Mississippi's Governor has banned all abortions after 20 weeks.
Republican Gov. Phil Bryant of Mississippi on Wednesday signed a bill that bans abortion at a minimum of 20 weeks of pregnancy, without exception for rape or incest.The law, which takes effect on July 1, defines 20 weeks from the start of the woman’s last menstrual period. It permits exceptions only for expecting mothers who experience medical emergencies or if the fetus suffers risk of not surviving.The piece of legislation also requires a physician must determine the gestational age before attempting to perform an abortion. Failure to comply with the law could result in the revocation or restriction of a medical license.
Another interesting development this week is the repercussion from the affirmative action decision announced at the Supreme Court. Jordan Lorence, an attorney with Alliance Defending Freedom, suggests that Justice Kennedy’s opinion in the affirmative action case may provide a glimpse into how Kennedy would rule on the constitutionality of same-sex marriage.
Schuette also shows that Justice Kennedy may have a more complex and nuanced view about “animus” motivating voters to approve state constitutional amendments. He characterized positively the deliberations by voters to approve the Michigan amendment. Justice Kennedy wrote that Michigan voters approved the amendment based on thoughtful consideration of the evidence and arguments, and not because of rank prejudice (which marriage advocates have been saying for years about the motivation of voters who approved marriage amendments in most states in the union):

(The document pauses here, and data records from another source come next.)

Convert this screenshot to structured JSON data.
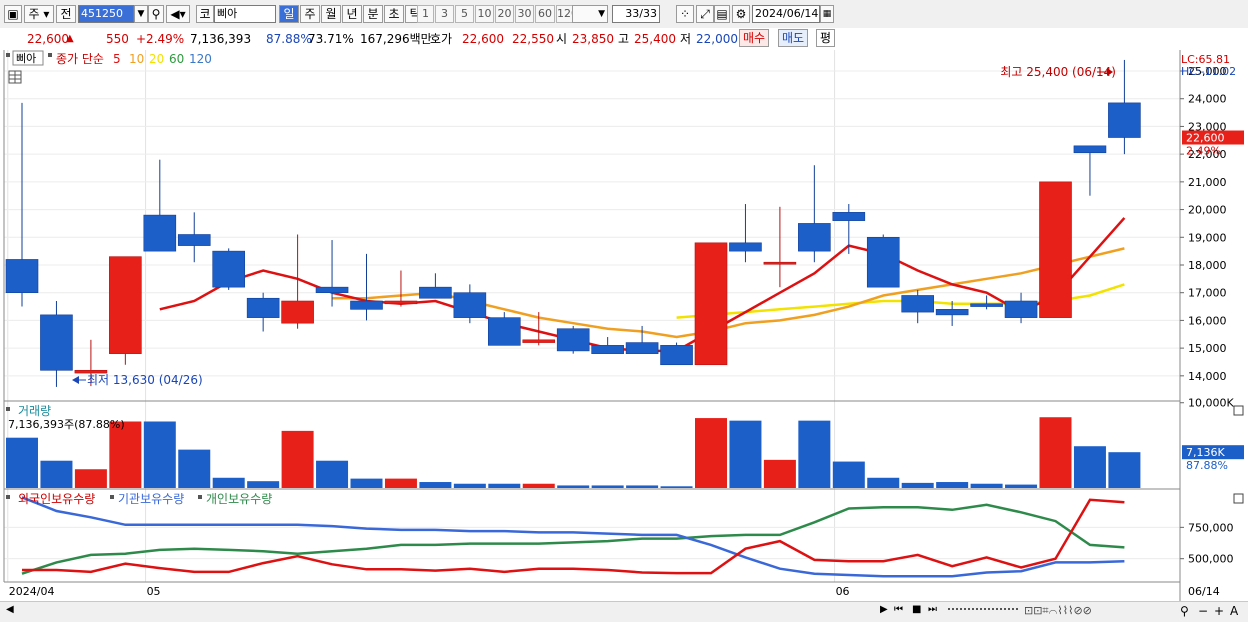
{
  "toolbar": {
    "period_type": "주",
    "prev_label": "전",
    "code": "451250",
    "market": "코",
    "name": "삐아",
    "tabs": [
      "일",
      "주",
      "월",
      "년",
      "분",
      "초",
      "틱"
    ],
    "active_tab": 0,
    "periods": [
      "1",
      "3",
      "5",
      "10",
      "20",
      "30",
      "60",
      "120"
    ],
    "count": "33/33",
    "date": "2024/06/14"
  },
  "quote": {
    "price": "22,600",
    "arrow": "▲",
    "change": "550",
    "change_pct": "+2.49%",
    "volume": "7,136,393",
    "vol_ratio": "87.88%",
    "turnover": "73.71%",
    "amount": "167,296백만",
    "bid_label": "호가",
    "ask": "22,600",
    "bid": "22,550",
    "open_label": "시",
    "open": "23,850",
    "high_label": "고",
    "high": "25,400",
    "low_label": "저",
    "low": "22,000",
    "buy_label": "매수",
    "sell_label": "매도",
    "eval_label": "평"
  },
  "price_panel": {
    "stock_tag": "삐아",
    "ma_label": "종가 단순",
    "ma_periods": [
      "5",
      "10",
      "20",
      "60",
      "120"
    ],
    "ma_colors": [
      "#dd1111",
      "#f0a020",
      "#f2e200",
      "#2e9a3e",
      "#3a78c8"
    ],
    "lc": "LC:65.81",
    "hc": "HC:-11.02",
    "high_note": "최고 25,400 (06/14)",
    "low_note": "최저 13,630 (04/26)",
    "last_price_tag": "22,600",
    "last_pct_tag": "2.49%"
  },
  "volume_panel": {
    "title": "거래량",
    "info": "7,136,393주(87.88%)",
    "last_tag": "7,136K",
    "last_pct": "87.88%"
  },
  "holdings_panel": {
    "labels": [
      "외국인보유수량",
      "기관보유수량",
      "개인보유수량"
    ],
    "colors": [
      "#dd1111",
      "#3a68d8",
      "#2e8a4a"
    ]
  },
  "xaxis": {
    "labels": [
      {
        "i": 0,
        "t": "2024/04"
      },
      {
        "i": 4,
        "t": "05"
      },
      {
        "i": 24,
        "t": "06"
      }
    ],
    "end_label": "06/14"
  },
  "chart_data": {
    "type": "candlestick",
    "price_axis": {
      "ticks": [
        14000,
        15000,
        16000,
        17000,
        18000,
        19000,
        20000,
        21000,
        22000,
        23000,
        24000,
        25000
      ]
    },
    "candles": [
      {
        "o": 18200,
        "h": 23850,
        "l": 16500,
        "c": 17000
      },
      {
        "o": 16200,
        "h": 16700,
        "l": 13600,
        "c": 14200
      },
      {
        "o": 14100,
        "h": 15300,
        "l": 13630,
        "c": 14200
      },
      {
        "o": 14800,
        "h": 18300,
        "l": 14400,
        "c": 18300
      },
      {
        "o": 19800,
        "h": 21800,
        "l": 18500,
        "c": 18500
      },
      {
        "o": 19100,
        "h": 19900,
        "l": 18100,
        "c": 18700
      },
      {
        "o": 18500,
        "h": 18600,
        "l": 17100,
        "c": 17200
      },
      {
        "o": 16800,
        "h": 17000,
        "l": 15600,
        "c": 16100
      },
      {
        "o": 15900,
        "h": 19100,
        "l": 15700,
        "c": 16700
      },
      {
        "o": 17200,
        "h": 18900,
        "l": 16500,
        "c": 17000
      },
      {
        "o": 16700,
        "h": 18400,
        "l": 16000,
        "c": 16400
      },
      {
        "o": 16600,
        "h": 17800,
        "l": 16500,
        "c": 16700
      },
      {
        "o": 17200,
        "h": 17700,
        "l": 16800,
        "c": 16800
      },
      {
        "o": 17000,
        "h": 17300,
        "l": 15900,
        "c": 16100
      },
      {
        "o": 16100,
        "h": 16300,
        "l": 15100,
        "c": 15100
      },
      {
        "o": 15200,
        "h": 16300,
        "l": 15100,
        "c": 15300
      },
      {
        "o": 15700,
        "h": 15800,
        "l": 14800,
        "c": 14900
      },
      {
        "o": 15100,
        "h": 15400,
        "l": 14800,
        "c": 14800
      },
      {
        "o": 15200,
        "h": 15800,
        "l": 14900,
        "c": 14800
      },
      {
        "o": 15100,
        "h": 15200,
        "l": 14400,
        "c": 14400
      },
      {
        "o": 14400,
        "h": 18800,
        "l": 14400,
        "c": 18800
      },
      {
        "o": 18800,
        "h": 20200,
        "l": 18100,
        "c": 18500
      },
      {
        "o": 18100,
        "h": 20100,
        "l": 17200,
        "c": 18100
      },
      {
        "o": 19500,
        "h": 21600,
        "l": 18100,
        "c": 18500
      },
      {
        "o": 19900,
        "h": 20200,
        "l": 18400,
        "c": 19600
      },
      {
        "o": 19000,
        "h": 19100,
        "l": 17200,
        "c": 17200
      },
      {
        "o": 16900,
        "h": 17100,
        "l": 15900,
        "c": 16300
      },
      {
        "o": 16400,
        "h": 16700,
        "l": 15800,
        "c": 16200
      },
      {
        "o": 16600,
        "h": 16900,
        "l": 16400,
        "c": 16500
      },
      {
        "o": 16700,
        "h": 17000,
        "l": 15900,
        "c": 16100
      },
      {
        "o": 16100,
        "h": 21000,
        "l": 16100,
        "c": 21000
      },
      {
        "o": 22300,
        "h": 22300,
        "l": 20500,
        "c": 22050
      },
      {
        "o": 23850,
        "h": 25400,
        "l": 22000,
        "c": 22600
      }
    ],
    "ma5": [
      null,
      null,
      null,
      null,
      16400,
      16700,
      17400,
      17800,
      17500,
      17000,
      16700,
      16600,
      16700,
      16300,
      15900,
      15600,
      15300,
      15000,
      14900,
      14900,
      15600,
      16300,
      17000,
      17700,
      18700,
      18400,
      17800,
      17300,
      17000,
      16300,
      16900,
      18300,
      19700
    ],
    "ma10": [
      null,
      null,
      null,
      null,
      null,
      null,
      null,
      null,
      null,
      16800,
      16800,
      16900,
      17000,
      16700,
      16400,
      16100,
      15900,
      15700,
      15600,
      15400,
      15600,
      15900,
      16000,
      16200,
      16500,
      16900,
      17100,
      17300,
      17500,
      17700,
      18000,
      18300,
      18600
    ],
    "ma20": [
      null,
      null,
      null,
      null,
      null,
      null,
      null,
      null,
      null,
      null,
      null,
      null,
      null,
      null,
      null,
      null,
      null,
      null,
      null,
      16100,
      16200,
      16300,
      16400,
      16500,
      16600,
      16700,
      16700,
      16600,
      16600,
      16600,
      16700,
      16900,
      17300
    ],
    "volume": [
      5900000,
      3200000,
      2200000,
      7800000,
      7800000,
      4500000,
      1200000,
      800000,
      6700000,
      3200000,
      1100000,
      1100000,
      700000,
      500000,
      500000,
      500000,
      300000,
      300000,
      300000,
      200000,
      8200000,
      7900000,
      3300000,
      7900000,
      3100000,
      1200000,
      600000,
      700000,
      500000,
      400000,
      8300000,
      4900000,
      4200000
    ],
    "volume_axis": {
      "ticks": [
        10000000
      ],
      "tick_labels": [
        "10,000K"
      ]
    },
    "foreign": [
      410000,
      410000,
      395000,
      460000,
      425000,
      395000,
      395000,
      465000,
      520000,
      455000,
      415000,
      415000,
      405000,
      420000,
      395000,
      420000,
      420000,
      410000,
      390000,
      385000,
      385000,
      580000,
      640000,
      490000,
      480000,
      480000,
      530000,
      440000,
      510000,
      430000,
      500000,
      970000,
      950000
    ],
    "institution": [
      990000,
      880000,
      830000,
      770000,
      770000,
      770000,
      770000,
      770000,
      770000,
      760000,
      740000,
      730000,
      730000,
      720000,
      720000,
      710000,
      710000,
      700000,
      690000,
      690000,
      610000,
      510000,
      420000,
      380000,
      370000,
      360000,
      360000,
      360000,
      390000,
      400000,
      470000,
      470000,
      480000
    ],
    "individual": [
      380000,
      470000,
      530000,
      540000,
      570000,
      580000,
      570000,
      560000,
      540000,
      560000,
      580000,
      610000,
      610000,
      620000,
      620000,
      620000,
      630000,
      640000,
      660000,
      660000,
      680000,
      690000,
      690000,
      790000,
      900000,
      910000,
      910000,
      890000,
      930000,
      870000,
      800000,
      610000,
      590000
    ],
    "holdings_axis": {
      "ticks": [
        500000,
        750000
      ],
      "tick_labels": [
        "500,000",
        "750,000"
      ]
    }
  }
}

It is demeaning to the democratic process to presume that the voters are not capable of deciding an issue of this sensitivity on decent and rational grounds. The process of public discourse and political debate should not be foreclosed even if there is a risk that during a public campaign, there will be those on both sides who seek to use racial division and discord to their own political advantage. An informed public can, and must rise above this.